Trump asks us to believe Putin’s denial that Russian military intelligence did the job for him. And who wouldn’t believe those two honest men?
Will this abject performance be what finally breaks his connection with his domestic supporters?
The President’s arrivals seems unlikely to pour any oil on the moment’s troubled waters.
The President, and the wider rise of right-wing populism around the world, offers us some examples of what to do – and what not to do.
Though by demanding that America’s allies spend more on their own defence, the President is unwittingly doing us a favour.
The Republican base which is so staunchly loyal to its president shows no sign of wavering over an issue that candidate Trump was persistently vocal about.

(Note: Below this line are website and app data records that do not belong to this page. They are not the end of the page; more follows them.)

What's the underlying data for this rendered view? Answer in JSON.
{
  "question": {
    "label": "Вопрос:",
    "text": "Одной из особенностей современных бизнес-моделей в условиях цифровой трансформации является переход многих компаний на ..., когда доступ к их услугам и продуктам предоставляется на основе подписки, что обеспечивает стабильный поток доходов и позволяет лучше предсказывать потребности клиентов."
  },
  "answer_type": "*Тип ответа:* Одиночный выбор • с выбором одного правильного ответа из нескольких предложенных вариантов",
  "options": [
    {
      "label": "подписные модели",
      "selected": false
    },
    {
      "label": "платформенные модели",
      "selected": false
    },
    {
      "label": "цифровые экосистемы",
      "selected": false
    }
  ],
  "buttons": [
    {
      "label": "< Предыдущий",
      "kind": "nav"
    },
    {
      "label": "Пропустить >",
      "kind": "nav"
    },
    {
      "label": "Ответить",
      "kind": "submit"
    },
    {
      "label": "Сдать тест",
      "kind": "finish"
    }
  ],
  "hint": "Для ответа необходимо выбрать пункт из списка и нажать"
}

A focus on foreign policy, but continued disregard for America’s traditional friends abroad: the likely course of the next 500 Days of Trump.
The next election is vulnerable to cyber attack. That’s why I, a Republican, am working with Democrats and others to help protect democracy itself.
Republicans and Democrats are both desperate for the investigation to conclude, but for opposite reasons.
We found that those who had voted enthusiastically for Trump were still on board, and were prepared to overlook his private conduct, however regrettable they found it.
From the politicisation of committees and the near-deification of Corbyn to the absurd ‘fake news’ row over ‘Hatgate’, the parallels are troubling.
The President is clearly prepared to put politics before economics, even at the expense of America’s traditional allies.
David Frum expresses the dismay of an upright North American conservative at the triumph of Trump.
The NRA’s influence remains formidable – but the temptation to appear to be a bipartisan dealmaker might be an even more powerful influence on the President.
The GOP’s attempts at reform have failed, and the President’s account of his own views on the topic seems to vary all the time.